Late in 2015 I jointly posted with Dr. Abhijeet Singh of the Young Lives team in Oxford: Getting learning assessments right when money depends on it about a novel, national scale experiment that directly links financial aid for education to improvements in student learning outcomes. We outlined some of the risks, both statistical and political, in this approach and promised to dutifully follow-up on progress (or the lack of) after the 3Rs national survey was repeated and change detection could commence.
To quote the Tanzanian Minister of Education Prof. Ndalichako at the recent 3Rs survey launch: In education, quality and quantity are not always friends. Expansion of the school network in the past decade has seen large drops in examination pass rates, and a declining appetite for input based spending from development partners has led to advocates for testing results based aid approaches.
The Big Results Now! Education Programme for Results in Tanzania is a UK DFID, World Bank and Swedish financed initiative to incentivise improvements on key steps of the results chain. Disbursement linked indicators were agreed around Tanzania’s own prioritised budget expenditure on education, more equitable teacher distribution, making public school level data, and the rollout of teacher training. In addition, a significant graduated payment is offered, proportional to the increase in average Kiswahili reading speed from a national 3Rs baseline taken in 2013 of students completing primary grade two. Use of an average speed metric allows improvement from pupils across the entire reading spectrum to contribute, including non-readers, those with emerging literacy and fluent readers.
I’m glad to report that in Tanzania the average Kiswahili reading speed has increased by around 5 words per minute since 2013. The survey revealed that girls were performing slightly better than boys and that the proportion of complete non-readers has fallen substantially, which was probably the main factor in the average increase observed. This is triggering the release of around $36m of funds to the government’s education budget.
Unsurprisingly the results were warmly welcomed with a surge of optimism from both government and development partners alike. A prominent civil society organisation Twaweza also presented its Uwezo household based citizen led learning assessment results, which came to broadly similar conclusions on recent improvements in reading. They noted there was much to do before celebrating. Much remains to do to get the majority of children learning at grade appropriate levels; changes in numeracy skills were minor and only 5 per cent of students met a ‘proficient reader benchmark’ in the 3R Survey.
It would be amiss of me not to mention some potential discrepancies and the question of causality. The follow-up survey was delayed by several months due to political elections: did an extra two months in school and an intervening holiday period affect the findings? Confidence intervals were large in the smaller scale 2013 baseline survey. Which factors were most influential in improving learning: a simpler new ‘3Rs’ curriculum and policies promoted by government, large geographic focused programmes of support such as DFID’s EQUIP-T, or more motivated teachers spending more ‘time on task’ actually teaching and with more effective approaches?

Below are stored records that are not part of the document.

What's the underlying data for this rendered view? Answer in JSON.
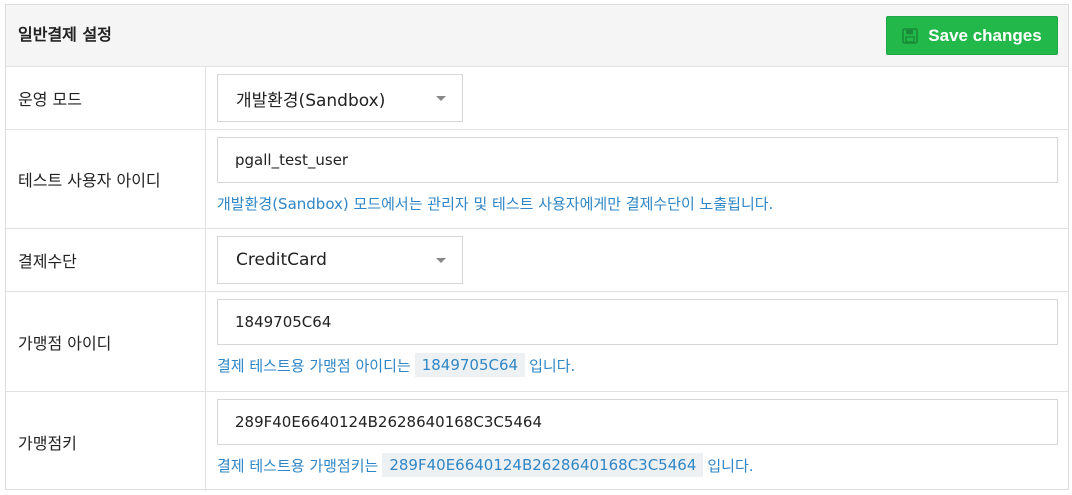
{
  "header": {
    "title": "일반결제 설정",
    "save_label": "Save changes",
    "save_icon": "floppy-disk-icon"
  },
  "mode": {
    "label": "운영 모드",
    "value": "개발환경(Sandbox)"
  },
  "test_user": {
    "label": "테스트 사용자 아이디",
    "value": "pgall_test_user",
    "help": "개발환경(Sandbox) 모드에서는 관리자 및 테스트 사용자에게만 결제수단이 노출됩니다."
  },
  "payment_method": {
    "label": "결제수단",
    "value": "CreditCard"
  },
  "merchant_id": {
    "label": "가맹점 아이디",
    "value": "1849705C64",
    "help_prefix": "결제 테스트용 가맹점 아이디는",
    "help_code": "1849705C64",
    "help_suffix": "입니다."
  },
  "merchant_key": {
    "label": "가맹점키",
    "value": "289F40E6640124B2628640168C3C5464",
    "help_prefix": "결제 테스트용 가맹점키는",
    "help_code": "289F40E6640124B2628640168C3C5464",
    "help_suffix": "입니다."
  },
  "colors": {
    "save_button": "#22b84a",
    "help_text": "#2f86c6",
    "header_bg": "#f5f5f5"
  }
}
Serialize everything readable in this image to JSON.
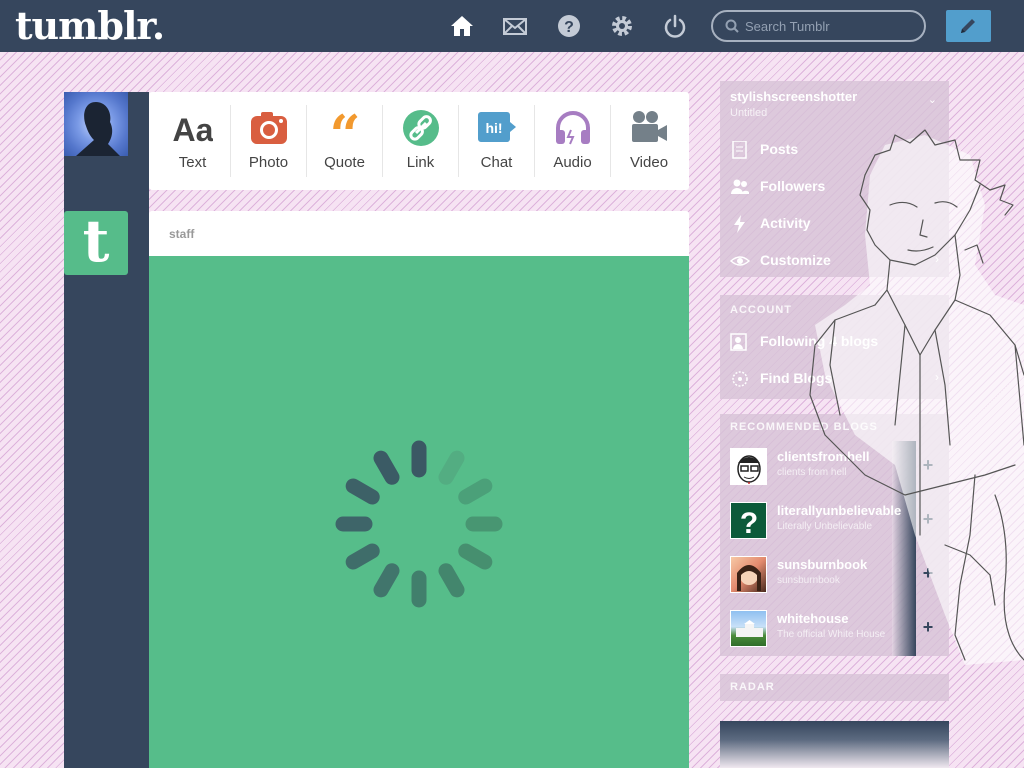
{
  "header": {
    "logo": "tumblr.",
    "search_placeholder": "Search Tumblr",
    "nav_icons": [
      "home-icon",
      "mail-icon",
      "help-icon",
      "settings-icon",
      "power-icon"
    ],
    "compose_icon": "pencil-icon"
  },
  "post_types": [
    {
      "label": "Text",
      "icon": "text-icon",
      "color": "#444444"
    },
    {
      "label": "Photo",
      "icon": "camera-icon",
      "color": "#d95e40"
    },
    {
      "label": "Quote",
      "icon": "quote-icon",
      "color": "#f2992e"
    },
    {
      "label": "Link",
      "icon": "link-icon",
      "color": "#56bc8a"
    },
    {
      "label": "Chat",
      "icon": "chat-icon",
      "color": "#529ecc"
    },
    {
      "label": "Audio",
      "icon": "headphones-icon",
      "color": "#a77dc2"
    },
    {
      "label": "Video",
      "icon": "video-camera-icon",
      "color": "#748089"
    }
  ],
  "post": {
    "author": "staff",
    "background": "#56bd8a"
  },
  "sidebar": {
    "blog": {
      "name": "stylishscreenshotter",
      "subtitle": "Untitled",
      "items": [
        {
          "label": "Posts",
          "icon": "document-icon"
        },
        {
          "label": "Followers",
          "icon": "followers-icon"
        },
        {
          "label": "Activity",
          "icon": "lightning-icon"
        },
        {
          "label": "Customize",
          "icon": "eye-icon"
        }
      ]
    },
    "account": {
      "header": "ACCOUNT",
      "items": [
        {
          "label": "Following 4 blogs",
          "icon": "following-icon"
        },
        {
          "label": "Find Blogs",
          "icon": "compass-icon"
        }
      ]
    },
    "recommended": {
      "header": "RECOMMENDED BLOGS",
      "items": [
        {
          "name": "clientsfromhell",
          "desc": "clients from hell"
        },
        {
          "name": "literallyunbelievable",
          "desc": "Literally Unbelievable"
        },
        {
          "name": "sunsburnbook",
          "desc": "sunsburnbook"
        },
        {
          "name": "whitehouse",
          "desc": "The official White House"
        }
      ]
    },
    "radar": {
      "header": "RADAR"
    }
  },
  "colors": {
    "header_bg": "#36465d",
    "compose_bg": "#529ecc",
    "page_bg": "#f6e3f3"
  }
}
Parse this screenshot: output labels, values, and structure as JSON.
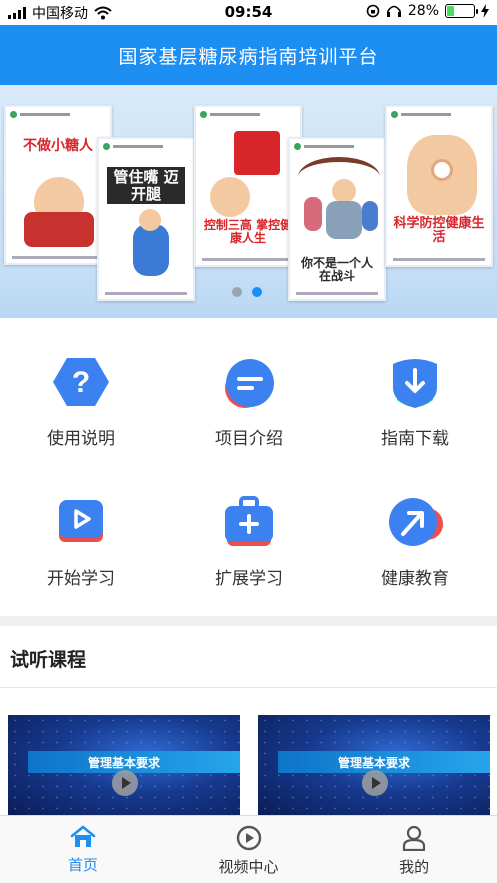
{
  "status_bar": {
    "carrier": "中国移动",
    "time": "09:54",
    "battery": "28%",
    "battery_level": 0.28
  },
  "header": {
    "title": "国家基层糖尿病指南培训平台"
  },
  "banner": {
    "posters": [
      {
        "title": "不做小糖人",
        "color": "#d8262b"
      },
      {
        "title": "管住嘴 迈开腿",
        "color": "#2a2a2a"
      },
      {
        "title": "控制三高 掌控健康人生",
        "color": "#d8262b"
      },
      {
        "title": "你不是一个人在战斗",
        "color": "#2a2a2a"
      },
      {
        "title": "科学防控健康生活",
        "color": "#d8262b"
      }
    ],
    "active_index": 1,
    "dot_count": 2
  },
  "menu": [
    {
      "label": "使用说明",
      "icon": "question-icon"
    },
    {
      "label": "项目介绍",
      "icon": "list-icon"
    },
    {
      "label": "指南下载",
      "icon": "download-icon"
    },
    {
      "label": "开始学习",
      "icon": "play-video-icon"
    },
    {
      "label": "扩展学习",
      "icon": "medical-kit-icon"
    },
    {
      "label": "健康教育",
      "icon": "arrow-up-right-icon"
    }
  ],
  "trial": {
    "title": "试听课程",
    "courses": [
      {
        "title": "管理基本要求"
      },
      {
        "title": "管理基本要求"
      }
    ]
  },
  "tabbar": {
    "tabs": [
      {
        "label": "首页",
        "icon": "home-icon",
        "active": true
      },
      {
        "label": "视频中心",
        "icon": "play-circle-icon",
        "active": false
      },
      {
        "label": "我的",
        "icon": "user-icon",
        "active": false
      }
    ]
  },
  "colors": {
    "brand": "#1e8ff2",
    "accent_red": "#ef4d4d",
    "accent_green": "#2bd67b"
  }
}
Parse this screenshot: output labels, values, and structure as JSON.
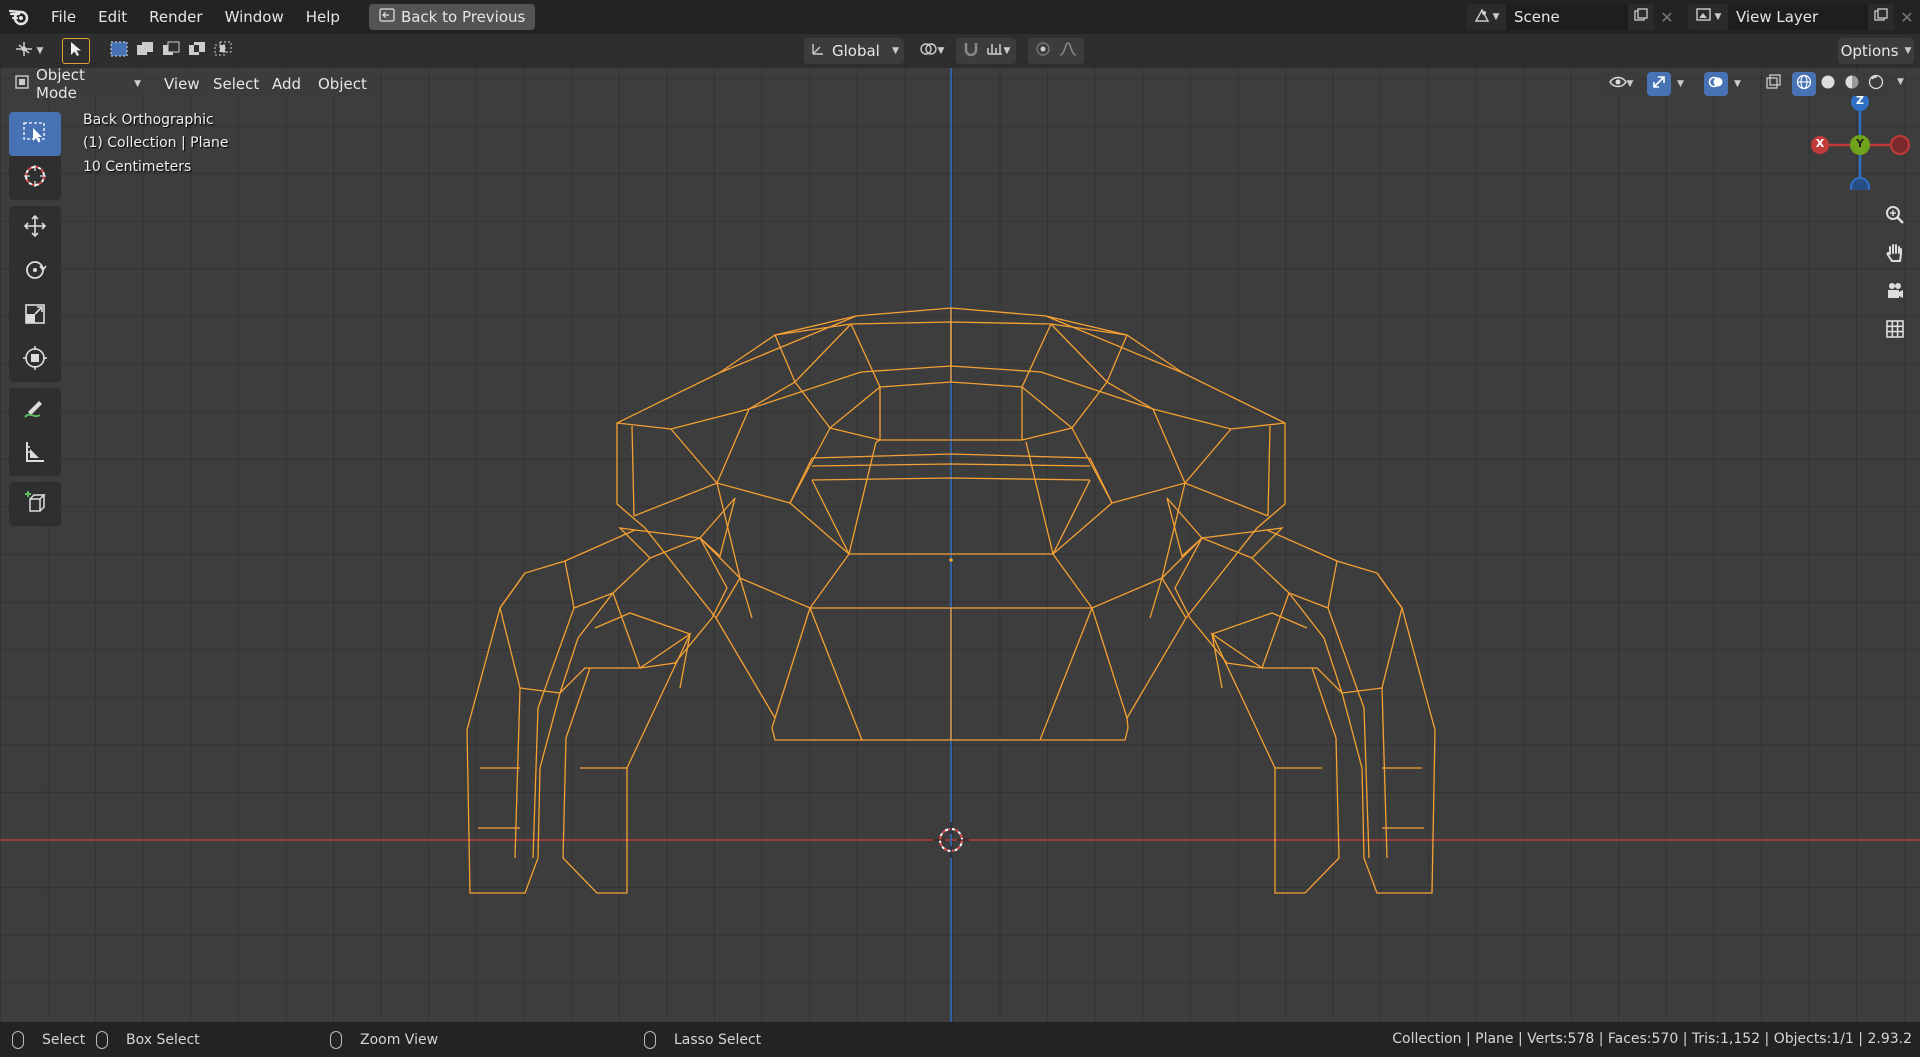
{
  "menubar": {
    "items": [
      "File",
      "Edit",
      "Render",
      "Window",
      "Help"
    ],
    "back_button": "Back to Previous",
    "scene_name": "Scene",
    "view_layer_name": "View Layer"
  },
  "toolheader": {
    "transform_orientation": "Global",
    "options_label": "Options"
  },
  "viewport_header": {
    "mode": "Object Mode",
    "menus": [
      "View",
      "Select",
      "Add",
      "Object"
    ]
  },
  "viewport": {
    "view_name": "Back Orthographic",
    "collection_info": "(1) Collection | Plane",
    "scale_info": "10 Centimeters",
    "gizmo": {
      "z": "Z",
      "y": "Y",
      "x": "X"
    },
    "wire_color": "#f5a133",
    "x_axis_color": "#c23b3b",
    "z_axis_color": "#2f6fc4"
  },
  "statusbar": {
    "select": "Select",
    "box_select": "Box Select",
    "zoom_view": "Zoom View",
    "lasso_select": "Lasso Select",
    "stats": "Collection | Plane | Verts:578 | Faces:570 | Tris:1,152 | Objects:1/1 | 2.93.2"
  }
}
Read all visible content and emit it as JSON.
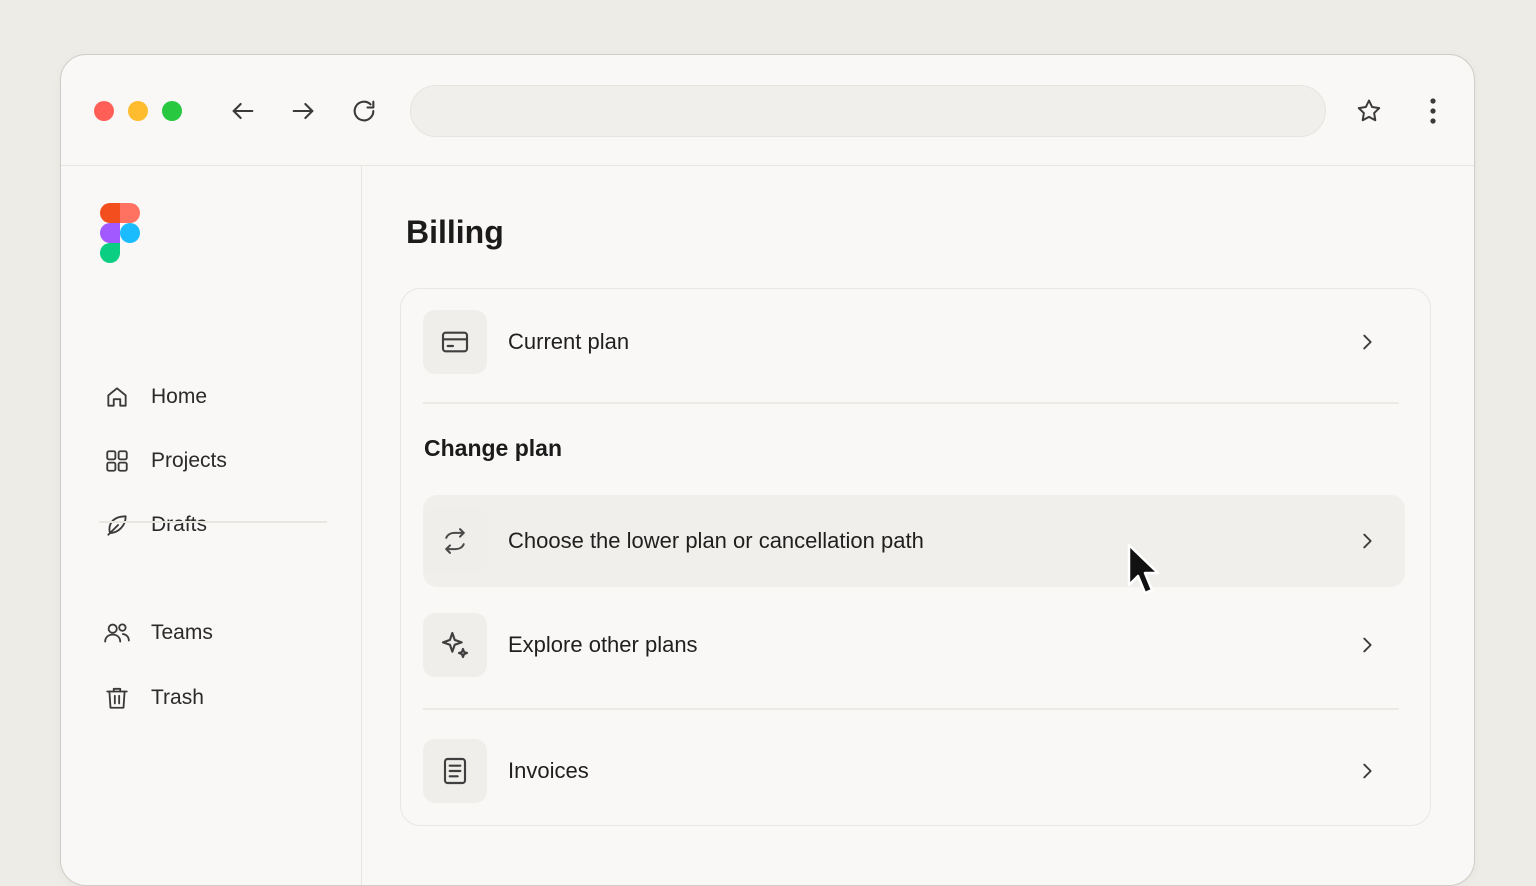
{
  "browser": {
    "traffic_lights": [
      "#ff5f57",
      "#febc2e",
      "#28c840"
    ],
    "nav_icons": [
      "back-arrow-icon",
      "forward-arrow-icon",
      "reload-icon"
    ],
    "address_value": "",
    "right_icons": [
      "star-icon",
      "more-vertical-icon"
    ]
  },
  "sidebar": {
    "logo": "figma-logo",
    "items": [
      {
        "label": "Home",
        "icon": "home-icon"
      },
      {
        "label": "Projects",
        "icon": "grid-icon"
      },
      {
        "label": "Drafts",
        "icon": "leaf-icon"
      },
      {
        "label": "Teams",
        "icon": "users-icon"
      },
      {
        "label": "Trash",
        "icon": "trash-icon"
      }
    ]
  },
  "main": {
    "title": "Billing",
    "current_plan": {
      "label": "Current plan",
      "icon": "credit-card-icon"
    },
    "change_plan_title": "Change plan",
    "change_options": [
      {
        "label": "Choose the lower plan or cancellation path",
        "icon": "swap-arrows-icon",
        "hovered": true
      },
      {
        "label": "Explore other plans",
        "icon": "sparkle-icon",
        "hovered": false
      }
    ],
    "invoices": {
      "label": "Invoices",
      "icon": "document-list-icon"
    }
  },
  "colors": {
    "accent_text": "#1e1e1e",
    "background": "#f9f8f6",
    "hover_row": "#f0efeb"
  }
}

For the results based aid approach, did the offer of major financial incentives to government actually inspire or motivate the policy measures and action taken, or would it have happened regardless? It is probably impossible to say for sure on causality vs. correlation! We look forward to RISE: a new major programme of research about improving the education system that has commissioned work in Tanzania. It seeks to shine more light on the impact and factors that have made this major results based initiative succeed.
By Ian Attfield, DFID Senior Education Adviser, June 2016
This is an update to the previous blog post Getting learning assessments right when money depends on it by Ian Attfield, DFID Senior Education Adviser Tanzania and Abhijeet Singh, Young Lives Research Officer, University of Oxford, published in December 2015, available here.